A few weeks ago, I came across a tweet from Jakub Kozlowski that caught my attention. It linked an older blog article from 7mind called No More Orphans, which describes a pattern for achieving two vital goals in libraries: comfort of use and avoiding dependency hell.
Specifically, I am talking about providing instances of typeclasses, such as JSON serialization. The best approach is to provide these instances in the companion objects of your types. This way, there’s no need to import anything, and the implicit values are automatically found. However, if you want to be a good citizen in the open-source world, you should provide integrations with more than just a single library because there are usually multiple options, and everyone prefers something different. This would lead to your library depending on many other libraries, inevitably causing dependency hell.
Let’s be clear: dependency hell is not something that worries you at the beginning of your project, and it seems reasonable to reuse code from other libraries.

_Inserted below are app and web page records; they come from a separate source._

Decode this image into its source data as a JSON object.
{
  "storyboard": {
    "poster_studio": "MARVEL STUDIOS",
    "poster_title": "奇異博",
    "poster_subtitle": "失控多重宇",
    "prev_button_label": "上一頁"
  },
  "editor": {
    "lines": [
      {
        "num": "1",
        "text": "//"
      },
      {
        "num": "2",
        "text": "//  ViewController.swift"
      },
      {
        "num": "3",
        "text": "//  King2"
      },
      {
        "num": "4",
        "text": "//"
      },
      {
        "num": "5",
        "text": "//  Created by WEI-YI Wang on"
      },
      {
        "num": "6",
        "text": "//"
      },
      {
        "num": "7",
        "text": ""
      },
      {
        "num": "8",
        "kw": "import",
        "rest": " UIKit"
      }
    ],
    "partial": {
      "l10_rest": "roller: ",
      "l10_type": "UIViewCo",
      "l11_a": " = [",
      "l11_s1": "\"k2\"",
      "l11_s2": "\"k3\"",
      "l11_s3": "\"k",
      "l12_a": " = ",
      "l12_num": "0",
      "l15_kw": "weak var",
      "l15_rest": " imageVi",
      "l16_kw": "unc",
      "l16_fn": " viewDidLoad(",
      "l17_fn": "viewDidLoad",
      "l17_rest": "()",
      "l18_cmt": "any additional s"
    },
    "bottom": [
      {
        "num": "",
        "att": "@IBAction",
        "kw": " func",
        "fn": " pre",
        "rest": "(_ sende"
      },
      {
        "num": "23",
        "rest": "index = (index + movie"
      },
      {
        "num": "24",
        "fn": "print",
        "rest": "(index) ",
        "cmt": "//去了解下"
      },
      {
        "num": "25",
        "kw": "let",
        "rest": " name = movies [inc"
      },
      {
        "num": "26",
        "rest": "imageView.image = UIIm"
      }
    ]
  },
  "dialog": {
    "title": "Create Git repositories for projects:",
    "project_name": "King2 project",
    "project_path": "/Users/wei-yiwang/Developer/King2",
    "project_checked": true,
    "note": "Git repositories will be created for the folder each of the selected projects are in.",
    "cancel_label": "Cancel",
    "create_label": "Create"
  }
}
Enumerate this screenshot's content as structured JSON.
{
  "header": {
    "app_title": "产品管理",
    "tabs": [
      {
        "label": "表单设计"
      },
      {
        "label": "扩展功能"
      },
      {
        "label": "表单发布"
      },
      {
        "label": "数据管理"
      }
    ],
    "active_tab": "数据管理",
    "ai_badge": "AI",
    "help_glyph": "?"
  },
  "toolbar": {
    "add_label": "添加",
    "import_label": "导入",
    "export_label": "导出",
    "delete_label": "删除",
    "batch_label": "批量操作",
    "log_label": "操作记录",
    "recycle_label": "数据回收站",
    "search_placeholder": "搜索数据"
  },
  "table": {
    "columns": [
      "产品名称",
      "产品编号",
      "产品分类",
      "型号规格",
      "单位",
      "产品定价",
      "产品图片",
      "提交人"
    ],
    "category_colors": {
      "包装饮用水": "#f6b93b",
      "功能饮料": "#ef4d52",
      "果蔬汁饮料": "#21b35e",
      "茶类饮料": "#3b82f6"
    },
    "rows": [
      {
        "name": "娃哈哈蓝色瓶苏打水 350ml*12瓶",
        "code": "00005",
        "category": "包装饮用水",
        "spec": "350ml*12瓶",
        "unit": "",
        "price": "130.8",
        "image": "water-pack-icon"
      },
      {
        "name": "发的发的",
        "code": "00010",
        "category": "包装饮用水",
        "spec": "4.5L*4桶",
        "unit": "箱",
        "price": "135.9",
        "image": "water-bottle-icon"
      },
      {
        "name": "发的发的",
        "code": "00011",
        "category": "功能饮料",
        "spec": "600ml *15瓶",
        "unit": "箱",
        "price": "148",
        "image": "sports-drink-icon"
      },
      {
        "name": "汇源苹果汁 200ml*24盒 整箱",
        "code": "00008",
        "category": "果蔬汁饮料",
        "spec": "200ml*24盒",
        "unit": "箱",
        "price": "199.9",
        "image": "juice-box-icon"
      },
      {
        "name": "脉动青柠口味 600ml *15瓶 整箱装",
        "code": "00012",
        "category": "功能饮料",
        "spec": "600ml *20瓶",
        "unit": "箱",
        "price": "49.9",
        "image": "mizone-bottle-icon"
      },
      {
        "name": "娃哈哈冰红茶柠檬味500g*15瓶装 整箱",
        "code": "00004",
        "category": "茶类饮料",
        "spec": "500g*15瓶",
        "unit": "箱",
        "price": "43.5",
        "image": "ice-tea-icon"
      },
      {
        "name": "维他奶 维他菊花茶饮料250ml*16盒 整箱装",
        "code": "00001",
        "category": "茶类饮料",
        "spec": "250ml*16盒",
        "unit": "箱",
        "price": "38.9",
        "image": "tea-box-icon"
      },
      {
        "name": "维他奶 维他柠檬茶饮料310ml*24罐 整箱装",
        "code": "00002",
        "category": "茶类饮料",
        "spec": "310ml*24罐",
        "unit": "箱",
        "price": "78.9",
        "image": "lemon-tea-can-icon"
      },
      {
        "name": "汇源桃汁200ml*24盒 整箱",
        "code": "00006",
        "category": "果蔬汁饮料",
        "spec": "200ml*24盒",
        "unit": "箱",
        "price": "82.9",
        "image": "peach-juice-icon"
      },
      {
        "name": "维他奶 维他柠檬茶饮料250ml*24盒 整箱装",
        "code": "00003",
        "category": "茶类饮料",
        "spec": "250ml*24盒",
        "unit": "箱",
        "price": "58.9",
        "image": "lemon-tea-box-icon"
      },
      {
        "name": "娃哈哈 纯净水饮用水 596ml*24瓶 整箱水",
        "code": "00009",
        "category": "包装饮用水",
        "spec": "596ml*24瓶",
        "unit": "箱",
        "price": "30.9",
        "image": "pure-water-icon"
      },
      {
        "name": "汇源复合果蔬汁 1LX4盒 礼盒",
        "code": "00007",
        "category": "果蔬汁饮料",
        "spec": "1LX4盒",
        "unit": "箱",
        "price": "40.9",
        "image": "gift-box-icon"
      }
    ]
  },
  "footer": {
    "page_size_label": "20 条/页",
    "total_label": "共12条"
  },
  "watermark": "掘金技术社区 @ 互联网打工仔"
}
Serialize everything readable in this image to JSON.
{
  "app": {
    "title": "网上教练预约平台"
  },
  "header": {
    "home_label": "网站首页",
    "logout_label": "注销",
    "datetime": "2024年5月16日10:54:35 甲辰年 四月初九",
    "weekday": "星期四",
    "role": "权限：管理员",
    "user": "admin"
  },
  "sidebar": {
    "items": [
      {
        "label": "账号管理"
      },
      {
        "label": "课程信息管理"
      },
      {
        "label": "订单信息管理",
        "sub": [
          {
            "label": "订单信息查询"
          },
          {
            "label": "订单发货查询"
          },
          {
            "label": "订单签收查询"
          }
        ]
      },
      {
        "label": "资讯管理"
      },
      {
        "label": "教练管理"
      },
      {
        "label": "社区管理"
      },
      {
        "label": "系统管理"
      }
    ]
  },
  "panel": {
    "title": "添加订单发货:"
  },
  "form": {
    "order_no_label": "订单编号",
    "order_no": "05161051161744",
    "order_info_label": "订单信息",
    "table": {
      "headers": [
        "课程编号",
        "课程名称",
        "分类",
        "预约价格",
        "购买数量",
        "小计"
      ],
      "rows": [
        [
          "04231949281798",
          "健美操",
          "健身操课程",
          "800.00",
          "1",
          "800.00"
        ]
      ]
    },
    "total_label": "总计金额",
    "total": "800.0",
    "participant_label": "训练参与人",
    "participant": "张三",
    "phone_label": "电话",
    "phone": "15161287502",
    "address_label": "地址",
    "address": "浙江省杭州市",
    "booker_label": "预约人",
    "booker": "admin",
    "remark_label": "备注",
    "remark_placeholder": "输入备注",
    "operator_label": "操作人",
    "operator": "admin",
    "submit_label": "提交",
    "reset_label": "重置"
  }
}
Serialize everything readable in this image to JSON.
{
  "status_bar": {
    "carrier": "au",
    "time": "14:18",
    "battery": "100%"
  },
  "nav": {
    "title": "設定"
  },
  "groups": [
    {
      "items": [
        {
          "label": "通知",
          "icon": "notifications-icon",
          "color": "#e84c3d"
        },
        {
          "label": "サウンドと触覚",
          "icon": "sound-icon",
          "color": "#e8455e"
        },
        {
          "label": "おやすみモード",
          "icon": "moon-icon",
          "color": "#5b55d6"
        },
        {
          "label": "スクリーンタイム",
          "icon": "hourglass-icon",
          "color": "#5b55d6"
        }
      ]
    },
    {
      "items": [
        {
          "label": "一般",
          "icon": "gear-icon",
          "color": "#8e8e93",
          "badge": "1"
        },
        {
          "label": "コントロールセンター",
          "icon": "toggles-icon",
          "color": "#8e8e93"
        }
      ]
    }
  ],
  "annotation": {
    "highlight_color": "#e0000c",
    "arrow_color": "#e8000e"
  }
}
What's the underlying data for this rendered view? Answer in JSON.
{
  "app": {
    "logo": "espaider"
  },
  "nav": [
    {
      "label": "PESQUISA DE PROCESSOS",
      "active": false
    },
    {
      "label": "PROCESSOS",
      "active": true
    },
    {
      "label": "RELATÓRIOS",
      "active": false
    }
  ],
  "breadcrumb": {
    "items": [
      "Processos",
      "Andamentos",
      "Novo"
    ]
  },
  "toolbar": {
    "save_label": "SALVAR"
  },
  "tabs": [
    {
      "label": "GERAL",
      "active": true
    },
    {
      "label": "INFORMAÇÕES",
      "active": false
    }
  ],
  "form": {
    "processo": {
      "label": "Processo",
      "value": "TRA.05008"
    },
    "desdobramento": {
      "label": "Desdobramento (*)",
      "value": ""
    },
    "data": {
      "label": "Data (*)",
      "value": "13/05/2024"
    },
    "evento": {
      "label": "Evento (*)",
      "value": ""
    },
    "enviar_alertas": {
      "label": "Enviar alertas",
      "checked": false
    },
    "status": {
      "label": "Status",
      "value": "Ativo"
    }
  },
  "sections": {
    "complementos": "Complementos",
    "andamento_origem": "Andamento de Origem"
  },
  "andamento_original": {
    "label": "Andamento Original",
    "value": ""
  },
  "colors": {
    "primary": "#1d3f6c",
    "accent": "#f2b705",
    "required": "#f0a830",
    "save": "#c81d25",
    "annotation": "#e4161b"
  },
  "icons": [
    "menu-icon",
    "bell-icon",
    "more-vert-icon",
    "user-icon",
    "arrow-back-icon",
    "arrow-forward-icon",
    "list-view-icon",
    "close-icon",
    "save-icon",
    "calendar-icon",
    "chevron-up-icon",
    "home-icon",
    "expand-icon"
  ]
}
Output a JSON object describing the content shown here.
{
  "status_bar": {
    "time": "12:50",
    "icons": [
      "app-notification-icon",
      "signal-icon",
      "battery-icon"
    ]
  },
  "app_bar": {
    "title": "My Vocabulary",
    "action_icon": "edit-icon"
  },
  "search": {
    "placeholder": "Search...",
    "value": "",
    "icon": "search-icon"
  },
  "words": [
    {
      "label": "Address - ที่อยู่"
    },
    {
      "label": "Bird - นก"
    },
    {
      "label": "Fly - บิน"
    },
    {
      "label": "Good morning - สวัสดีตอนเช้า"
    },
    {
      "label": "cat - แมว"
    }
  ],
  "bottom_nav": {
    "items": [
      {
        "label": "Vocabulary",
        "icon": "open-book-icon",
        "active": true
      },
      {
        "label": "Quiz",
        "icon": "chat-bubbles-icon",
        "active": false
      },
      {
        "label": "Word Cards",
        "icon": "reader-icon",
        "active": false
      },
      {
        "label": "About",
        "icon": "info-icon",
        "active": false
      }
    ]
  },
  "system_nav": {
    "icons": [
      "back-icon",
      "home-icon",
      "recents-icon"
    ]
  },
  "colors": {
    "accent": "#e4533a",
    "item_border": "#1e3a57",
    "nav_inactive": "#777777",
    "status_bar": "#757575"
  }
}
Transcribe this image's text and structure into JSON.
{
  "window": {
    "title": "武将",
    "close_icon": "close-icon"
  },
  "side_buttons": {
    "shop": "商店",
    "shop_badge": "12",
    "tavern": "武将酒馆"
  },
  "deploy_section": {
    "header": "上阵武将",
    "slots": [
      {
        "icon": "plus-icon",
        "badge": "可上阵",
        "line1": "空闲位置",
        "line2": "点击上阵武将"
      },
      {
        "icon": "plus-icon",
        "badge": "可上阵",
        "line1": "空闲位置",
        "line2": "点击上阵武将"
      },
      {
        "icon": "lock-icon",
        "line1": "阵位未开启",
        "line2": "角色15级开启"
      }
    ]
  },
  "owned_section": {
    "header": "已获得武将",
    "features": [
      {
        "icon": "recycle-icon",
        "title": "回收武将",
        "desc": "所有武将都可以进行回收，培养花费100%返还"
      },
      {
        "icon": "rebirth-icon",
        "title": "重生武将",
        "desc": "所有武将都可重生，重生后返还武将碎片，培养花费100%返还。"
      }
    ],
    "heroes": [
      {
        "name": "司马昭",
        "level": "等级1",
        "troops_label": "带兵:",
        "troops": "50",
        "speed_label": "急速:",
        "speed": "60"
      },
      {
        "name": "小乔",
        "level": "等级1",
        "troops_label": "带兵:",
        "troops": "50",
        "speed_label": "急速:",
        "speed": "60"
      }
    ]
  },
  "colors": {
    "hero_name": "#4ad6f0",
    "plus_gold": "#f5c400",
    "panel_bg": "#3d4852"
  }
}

However, as your project grows and you start depending on more and more libraries, you will eventually encounter a situation where two libraries rely on different versions of the same library. This becomes a problem because you can’t have both versions on the classpath simultaneously, and that’s when the nightmare begins. You have to choose which library you want to use and somehow replace the other. Or you may want to upgrade your project to a new version of a library, only to find yourself blocked because some of the libraries may no longer be maintained.
I believe that avoiding dependency hell is more important than comfort (unfortunately). Therefore, the only solution to this problem is to split your project by dependencies and provide typeclass instances separately, requiring an explicit import when using them.
Example of a project structure split by dependencies:
- library - library-circe - library-upickle - library-zio-json
The article suggests that there is light at the end of the tunnel. It is possible to define your typeclasses in companion objects and make them optional, depending on whether a given dependency is available on the classpath. So, can we have our cake and eat it too?
Read the article to understand how it works, but basically, it uses some type gymnastics and the behavior of implicit search to hide implicit definitions that don’t have their dependencies on the classpath. I was very excited about it because it seemed to have solved a problem I had encountered frequently in the past. So, I decided to try it out and implement it in my workplace.
This is the code I had to write to make a dependency on
It may be a bit verbose, but this piece of code can be defined once and shared by everyone in your company. Now, let’s see how it’s actually used:
While the code example may seem daunting to someone without prior knowledge, we decided that the technique was worth considering due to its comprehensive documentation in the article and the potential for further explanation in ScalaDoc. Unfortunately, we encountered a few issues along the way.
We were not pleased with the need for the
asInstanceOf operation to make the code compile. This can be addressed by employing another type trick
documented in accompanying repository.
However, IntelliJ IDEA still cannot handle this and underlines the code as an error. It was very hard to imagine that everyone would accept this in
our codebase, considering that IDEA is the most commonly used IDE in our company.
Another problem arose when deriving
JsonDecoder, in the case of deriving
ApiError, it became necessary to provide separate typeclass instances for
ErrorCode, as shown in the example
above. This is not necessary when defining
JsonCodec in a regular manner.
magnolia: could not find JsonEncoder.Typeclass for type ErrorCode in parameter 'errorCode' of product type ApiError implicit def apiErrorJsonCodec[F[_]: ZioJsonCodecEvidence]: F[ApiError] = DeriveJsonCodec.gen[ApiError].asInstanceOf[F[ApiError]]
Lastly, we realized that there is a potential risk of runtime errors in case of binary incompatibility in one of the libraries. For instance, let’s
zio-json v1 is used as an optional dependency in your library, and you decide to use an incompatible
zio-json v2 in your project,
which also relies on that library. Normally,
sbt would raise an error about the use of different major versions. However, with optional dependencies,
sbt remains silent, and you would encounter a runtime error.
In the end, I still don’t think we can have our cake and eat it too. It all seemed to good to be true. We decided not to adopt the pattern in our codebase due to the additional set of problems it introduced. As is often the case, everything involves trade-offs.